== EXERCISE ==
Pictures stay out; print the rest of the listing below exactly as it stands.

== INFORMATION ==
::::::::::

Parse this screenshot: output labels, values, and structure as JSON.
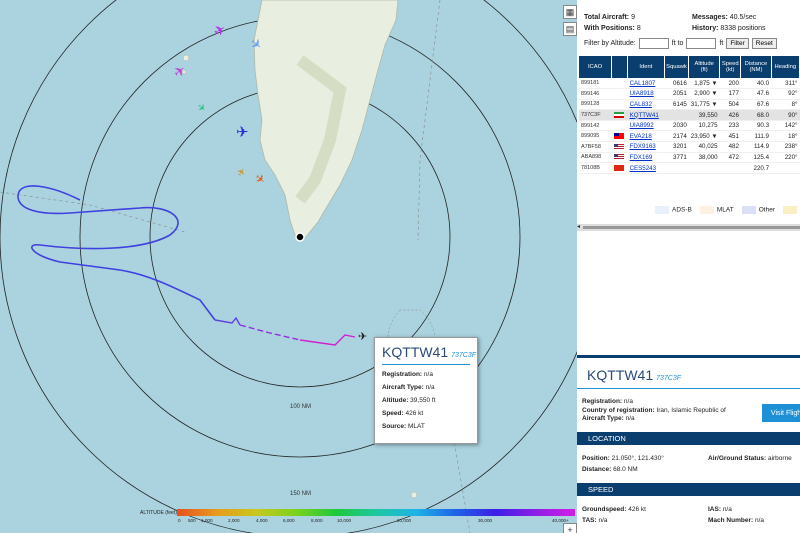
{
  "stats": {
    "total_aircraft_label": "Total Aircraft:",
    "total_aircraft": "9",
    "messages_label": "Messages:",
    "messages": "40.5/sec",
    "with_positions_label": "With Positions:",
    "with_positions": "8",
    "history_label": "History:",
    "history": "8338 positions"
  },
  "filter": {
    "label": "Filter by Altitude:",
    "ft1": "ft to",
    "ft2": "ft",
    "filter_button": "Filter",
    "reset_button": "Reset"
  },
  "table": {
    "headers": [
      "ICAO",
      "",
      "Ident",
      "Squawk",
      "Altitude (ft)",
      "Speed (kt)",
      "Distance (NM)",
      "Heading"
    ],
    "rows": [
      {
        "icao": "899181",
        "flag": "",
        "ident": "CAL1807",
        "squawk": "0616",
        "alt": "1,875 ▼",
        "speed": "200",
        "dist": "40.0",
        "hdg": "311°"
      },
      {
        "icao": "899146",
        "flag": "",
        "ident": "UIA8918",
        "squawk": "2051",
        "alt": "2,900 ▼",
        "speed": "177",
        "dist": "47.6",
        "hdg": "92°"
      },
      {
        "icao": "899128",
        "flag": "",
        "ident": "CAL832",
        "squawk": "6145",
        "alt": "31,775 ▼",
        "speed": "504",
        "dist": "67.6",
        "hdg": "8°"
      },
      {
        "icao": "737C3F",
        "flag": "ir",
        "ident": "KQTTW41",
        "squawk": "",
        "alt": "39,550",
        "speed": "426",
        "dist": "68.0",
        "hdg": "90°"
      },
      {
        "icao": "899142",
        "flag": "",
        "ident": "UIA8992",
        "squawk": "2030",
        "alt": "10,275",
        "speed": "233",
        "dist": "90.3",
        "hdg": "142°"
      },
      {
        "icao": "899095",
        "flag": "tw",
        "ident": "EVA218",
        "squawk": "2174",
        "alt": "23,950 ▼",
        "speed": "451",
        "dist": "111.9",
        "hdg": "18°"
      },
      {
        "icao": "A7BF58",
        "flag": "us",
        "ident": "FDX9163",
        "squawk": "3201",
        "alt": "40,025",
        "speed": "482",
        "dist": "114.9",
        "hdg": "238°"
      },
      {
        "icao": "ABA898",
        "flag": "us",
        "ident": "FDX169",
        "squawk": "3771",
        "alt": "38,000",
        "speed": "472",
        "dist": "125.4",
        "hdg": "220°"
      },
      {
        "icao": "78108B",
        "flag": "cn",
        "ident": "CES5243",
        "squawk": "",
        "alt": "",
        "speed": "",
        "dist": "220.7",
        "hdg": ""
      }
    ]
  },
  "source_legend": {
    "adsb": "ADS-B",
    "mlat": "MLAT",
    "other": "Other"
  },
  "selected": {
    "ident": "KQTTW41",
    "icao": "737C3F",
    "registration_label": "Registration:",
    "registration": "n/a",
    "country_label": "Country of registration:",
    "country": "Iran, Islamic Republic of",
    "type_label": "Aircraft Type:",
    "type": "n/a",
    "visit_button": "Visit Flight",
    "location_header": "LOCATION",
    "position_label": "Position:",
    "position": "21.050°, 121.430°",
    "airground_label": "Air/Ground Status:",
    "airground": "airborne",
    "distance_label": "Distance:",
    "distance": "68.0 NM",
    "speed_header": "SPEED",
    "groundspeed_label": "Groundspeed:",
    "groundspeed": "426 kt",
    "ias_label": "IAS:",
    "ias": "n/a",
    "tas_label": "TAS:",
    "tas": "n/a",
    "mach_label": "Mach Number:",
    "mach": "n/a"
  },
  "popup": {
    "ident": "KQTTW41",
    "icao": "737C3F",
    "registration_label": "Registration:",
    "registration": "n/a",
    "type_label": "Aircraft Type:",
    "type": "n/a",
    "altitude_label": "Altitude:",
    "altitude": "39,550 ft",
    "speed_label": "Speed:",
    "speed": "426 kt",
    "source_label": "Source:",
    "source": "MLAT"
  },
  "map": {
    "ring_100": "100 NM",
    "ring_150": "150 NM"
  },
  "altitude_legend": {
    "label": "ALTITUDE (feet)",
    "ticks": [
      "0",
      "500",
      "1,000",
      "2,000",
      "4,000",
      "6,000",
      "8,000",
      "10,000",
      "20,000",
      "30,000",
      "40,000+"
    ]
  },
  "colors": {
    "header_blue": "#0a3e6e",
    "accent_blue": "#1e90d6",
    "sea": "#aad3df",
    "land": "#f2efe9",
    "track_purple": "#4040e0",
    "track_magenta": "#d020d0"
  }
}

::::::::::

== ANSWER TO THE PROBLEM ==
Parse this screenshot: output labels, values, and structure as JSON.
{
  "stats": {
    "total_aircraft_label": "Total Aircraft:",
    "total_aircraft": "9",
    "messages_label": "Messages:",
    "messages": "40.5/sec",
    "with_positions_label": "With Positions:",
    "with_positions": "8",
    "history_label": "History:",
    "history": "8338 positions"
  },
  "filter": {
    "label": "Filter by Altitude:",
    "ft1": "ft to",
    "ft2": "ft",
    "filter_button": "Filter",
    "reset_button": "Reset"
  },
  "table": {
    "headers": [
      "ICAO",
      "",
      "Ident",
      "Squawk",
      "Altitude (ft)",
      "Speed (kt)",
      "Distance (NM)",
      "Heading"
    ],
    "rows": [
      {
        "icao": "899181",
        "flag": "",
        "ident": "CAL1807",
        "squawk": "0616",
        "alt": "1,875 ▼",
        "speed": "200",
        "dist": "40.0",
        "hdg": "311°"
      },
      {
        "icao": "899146",
        "flag": "",
        "ident": "UIA8918",
        "squawk": "2051",
        "alt": "2,900 ▼",
        "speed": "177",
        "dist": "47.6",
        "hdg": "92°"
      },
      {
        "icao": "899128",
        "flag": "",
        "ident": "CAL832",
        "squawk": "6145",
        "alt": "31,775 ▼",
        "speed": "504",
        "dist": "67.6",
        "hdg": "8°"
      },
      {
        "icao": "737C3F",
        "flag": "ir",
        "ident": "KQTTW41",
        "squawk": "",
        "alt": "39,550",
        "speed": "426",
        "dist": "68.0",
        "hdg": "90°"
      },
      {
        "icao": "899142",
        "flag": "",
        "ident": "UIA8992",
        "squawk": "2030",
        "alt": "10,275",
        "speed": "233",
        "dist": "90.3",
        "hdg": "142°"
      },
      {
        "icao": "899095",
        "flag": "tw",
        "ident": "EVA218",
        "squawk": "2174",
        "alt": "23,950 ▼",
        "speed": "451",
        "dist": "111.9",
        "hdg": "18°"
      },
      {
        "icao": "A7BF58",
        "flag": "us",
        "ident": "FDX9163",
        "squawk": "3201",
        "alt": "40,025",
        "speed": "482",
        "dist": "114.9",
        "hdg": "238°"
      },
      {
        "icao": "ABA898",
        "flag": "us",
        "ident": "FDX169",
        "squawk": "3771",
        "alt": "38,000",
        "speed": "472",
        "dist": "125.4",
        "hdg": "220°"
      },
      {
        "icao": "78108B",
        "flag": "cn",
        "ident": "CES5243",
        "squawk": "",
        "alt": "",
        "speed": "",
        "dist": "220.7",
        "hdg": ""
      }
    ]
  },
  "source_legend": {
    "adsb": "ADS-B",
    "mlat": "MLAT",
    "other": "Other"
  },
  "selected": {
    "ident": "KQTTW41",
    "icao": "737C3F",
    "registration_label": "Registration:",
    "registration": "n/a",
    "country_label": "Country of registration:",
    "country": "Iran, Islamic Republic of",
    "type_label": "Aircraft Type:",
    "type": "n/a",
    "visit_button": "Visit Flight",
    "location_header": "LOCATION",
    "position_label": "Position:",
    "position": "21.050°, 121.430°",
    "airground_label": "Air/Ground Status:",
    "airground": "airborne",
    "distance_label": "Distance:",
    "distance": "68.0 NM",
    "speed_header": "SPEED",
    "groundspeed_label": "Groundspeed:",
    "groundspeed": "426 kt",
    "ias_label": "IAS:",
    "ias": "n/a",
    "tas_label": "TAS:",
    "tas": "n/a",
    "mach_label": "Mach Number:",
    "mach": "n/a"
  },
  "popup": {
    "ident": "KQTTW41",
    "icao": "737C3F",
    "registration_label": "Registration:",
    "registration": "n/a",
    "type_label": "Aircraft Type:",
    "type": "n/a",
    "altitude_label": "Altitude:",
    "altitude": "39,550 ft",
    "speed_label": "Speed:",
    "speed": "426 kt",
    "source_label": "Source:",
    "source": "MLAT"
  },
  "map": {
    "ring_100": "100 NM",
    "ring_150": "150 NM"
  },
  "altitude_legend": {
    "label": "ALTITUDE (feet)",
    "ticks": [
      "0",
      "500",
      "1,000",
      "2,000",
      "4,000",
      "6,000",
      "8,000",
      "10,000",
      "20,000",
      "30,000",
      "40,000+"
    ]
  },
  "colors": {
    "header_blue": "#0a3e6e",
    "accent_blue": "#1e90d6",
    "sea": "#aad3df",
    "land": "#f2efe9",
    "track_purple": "#4040e0",
    "track_magenta": "#d020d0"
  }
}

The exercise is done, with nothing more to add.